Why Should ArenaNet Make it Easy to Create Machinima in Their Game?
Two words- Free Marketing. It’s something every game developer should know by now. Allowing your fans to make videos about YOUR game only helps grow your audience. A perfect example of this would be Minecraft, who themselves attribute much of their success to their massive Machinima community. As a business owner myself I look at that and see dollar signs. See, when fans of your product are willing to make videos about them enjoying your product- that’s word of mouth to the greatest degree! Should ArenaNet be fostering an active Guild Wars 2 Machinima making community? Go to YouTube and do a search for Skyrim machinima, or Minecraft, and then compare it with Guild Wars 2. I’ll let you be the judge.
What Has ArenaNet Done to Help Us Make Videos?
Really only one thing comes to mind- the ability to hide player UI. This is really the only feature ArenaNet currently offers you to assist in your recording. As important as disabling your UI is, it is a very standard feature with every MMO, and is not something I’m tipping my hat to them for.
What Else Should ArenaNet Do to Help Us Make Videos?
Well, let me think about that for a second. OH I KNOW! How about FIRST PERSON MODE!
First Person Mode: The fact that Anet launched their game without a first person mode astonishes me. You would think something so simple would have come in the box, but no. Instead when I filmed the scenes you see in the video above I was forced to limit myself greatly. I can’t tell you how many good sketches I wasn’t able to use because of this limitation.
Camera Unlock: This alone would unlock a whole new world of video opportunities (pun intended). Imagine unlocking your camera and taking it to the sky to enjoy Tyria’s amazing views from a birds eye view.
Spectator Mode: This would make watching and filming PvP tournaments a hobby within itself.
Personal Environment: While filming GW2 Racial Stereotypes I can’t tell you how many times I had to stop on a count of rain. Particularly at nighttime when the darker colors don’t come across well on camera. I realize this would be a taller order.
More Player Emotes: Guild Wars 1 was known for having a large variety of emotes for your character.

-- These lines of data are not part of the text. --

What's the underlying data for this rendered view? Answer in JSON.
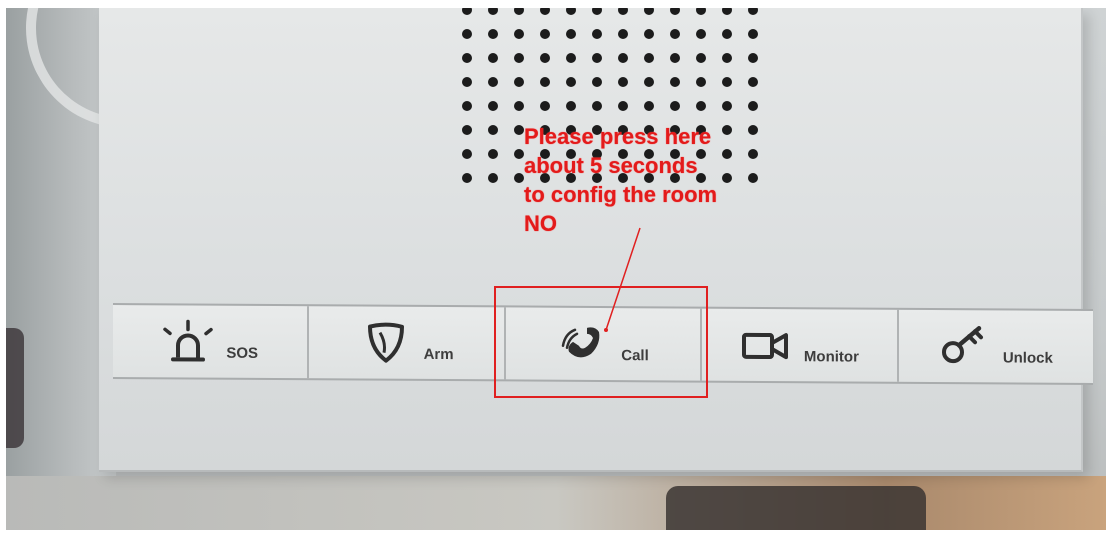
{
  "annotation": {
    "lines": [
      "Please press here",
      "about 5 seconds",
      "to config the room",
      "NO"
    ]
  },
  "buttons": [
    {
      "label": "SOS",
      "icon": "alarm-light-icon"
    },
    {
      "label": "Arm",
      "icon": "shield-icon"
    },
    {
      "label": "Call",
      "icon": "phone-ringing-icon"
    },
    {
      "label": "Monitor",
      "icon": "video-camera-icon"
    },
    {
      "label": "Unlock",
      "icon": "key-icon"
    }
  ],
  "colors": {
    "annotation": "#e31b1b",
    "panel": "#e3e5e6",
    "icon": "#2f2f2f"
  }
}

Each profession had its own unique dance for goodness sake! Now enter Guild Wars 2; no /talk emote?!? Wtf? Do you know how much harder my machinima was to film when I could not even make my characters look like they were talking to each other?
Model Viewer: You’ll notice in the very first scene of my video that there were a lot of people slaying monsters behind us while we were filming. Although in this case it did fit the scene, we had a lot of instances where players got in the way of our filming. A model viewer tool would completely eliminate this and allow machinimators complete control over character models and their environments. Imagine the possibilities!
What else? If you could add a tool to help you capture awesome gameplay footage what would it be? Do you personally think ArenaNet dropped the ball and might have hindered their great potential for more fan-made content? In this day in age do you think game trailers and ads are more important when advertising a game, or do you think that word of mouth through things like fan-made videos are more important?